Charlie Craven's Basic Fly Tying

Reviewed by Rex Baldwin

How many thread wraps do you use to hold the material? How do you decide the number of pheasant tail fibers to build the body? How do you reverse taper an RS-2 Emerger ? How do you select hair? You mean I don't have to spin the first clump of deer hair on the Goddard Caddis ?

It was a very good day when I received my copy of Charlie Craven's latest book, Basic Fly Tying. Finally I had a fly tying book that speaks to my obsessive search for details, explanations, and guidance. I found myself saying over and over, "So, that's why you do it that way!!"

Twenty-Four Chapter, Seventeen Basic Patterns

Basic Fly Tying has 24 chapters, and is well illustrated with numerous photographs. Of the 24 chapters, seven are tutorials on tools, materials, and techniques. The remaining 17 chapters are tying instructions for standard patterns: Brassie, Black Beauty, RS2 Emerger, Hares Ear, Pheasant Tail, Prince Nymph, Copper John, Woolly Bugger, Elk Hair Caddis, Stimulator, Adams, Rusty Spinner, Parachute Blue-Winged Olive, X Comparadun, Royal Wulff, Humpy, and Goddard Caddis.

In addition there are pattern variations and recipes for another 85 flies. That's 102 total patterns! Each of the 17 flies builds upon the previous pattern to give the student the skills and experience to be successful.

Searching for Perfection

The author writes well, uses humor, and the photographs are world class. Although I have never met Charlie Craven, I feel the teacher-student link when he says, "If tails, wings, or other body proportions are off when you tie them in, fix them immediately. I know this sounds obvious, but you'd be surprised how many times a student brings me an otherwise perfect fly, and I say, 'The tail is a little long,' and they reply, 'Yeah, I noticed that when I tied it in.' Then why didn't you fix it? I think.

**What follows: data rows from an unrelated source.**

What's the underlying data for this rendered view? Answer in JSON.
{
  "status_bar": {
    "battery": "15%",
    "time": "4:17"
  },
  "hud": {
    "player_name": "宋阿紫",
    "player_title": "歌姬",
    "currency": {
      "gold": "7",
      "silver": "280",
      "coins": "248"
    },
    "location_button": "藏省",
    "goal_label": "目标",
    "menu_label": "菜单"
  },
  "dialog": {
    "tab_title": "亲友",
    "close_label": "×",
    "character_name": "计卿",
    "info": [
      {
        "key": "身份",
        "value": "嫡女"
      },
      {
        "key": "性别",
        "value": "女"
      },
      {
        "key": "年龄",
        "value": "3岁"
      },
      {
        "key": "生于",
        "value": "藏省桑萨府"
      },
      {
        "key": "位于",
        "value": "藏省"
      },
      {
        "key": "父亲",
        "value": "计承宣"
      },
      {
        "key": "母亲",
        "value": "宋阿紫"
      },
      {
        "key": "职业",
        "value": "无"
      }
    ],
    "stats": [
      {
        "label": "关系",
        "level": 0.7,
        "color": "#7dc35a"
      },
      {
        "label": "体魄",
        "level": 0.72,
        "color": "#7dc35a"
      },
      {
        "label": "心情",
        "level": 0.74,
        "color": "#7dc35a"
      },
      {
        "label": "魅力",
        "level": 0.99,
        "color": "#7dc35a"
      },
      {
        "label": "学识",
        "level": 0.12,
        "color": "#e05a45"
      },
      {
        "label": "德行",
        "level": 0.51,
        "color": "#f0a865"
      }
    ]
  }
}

The whip-finish does not magically fix any errors you've made in the tying process, so be sure that you do."

Craven expresses his search for perfection in himself and his students. "Please, also promise that you will never utter the terrible phrase, 'The fish don't care.' I most often hear this from someone who ties ugly flies as a way of justifying their incompetence."

The step-by-step detail underlines the message, "I can always do better." Craven also discusses the advantages of dominate hand tying, his preference for materials and tools, how to prepare a hare's mask for dubbing, why he uses particular hook types, how and why he washes his peacock herls, and many other insightful observations and conclusions.

What's Good?

What's good about this book? Nearly everything. The writing is easy to follow, often entertaining, and never boring. The photographs are outstanding. With the step-by-step process, the approach is fail-safe. The Bad: The book is not spiral bound to lay flat.

Who Should Buy It?

This book uses the same structure and philosophy as Craven's beginning fly tying class, i.e., learn one technique, learn it well, and then you'll be ready for the next challenge.

If you have ever seen the YouTube video of Craven tying a Parachute Adams in less than two minutes you will see touch, symmetry, conservation of energy, and the delightful blend of art and industry. This book attempts to transfer that talent and ability to the reader. For the beginner, that means less frustration and more flies. For the professional tier, more flies in less time. Using the techniques in Basic Fly Tying, Craven's book will have appeal to beginners and experienced tiers alike.

Rex Baldwin is a Neonatal Nurse Practitioner living in Utah, and fishes the rivers and still waters of Northern Utah and Southeastern Idaho. His wife encourages him to pursue all good things, including fishing and fly tying. Rex is now introducing fly fishing to his grandchildren.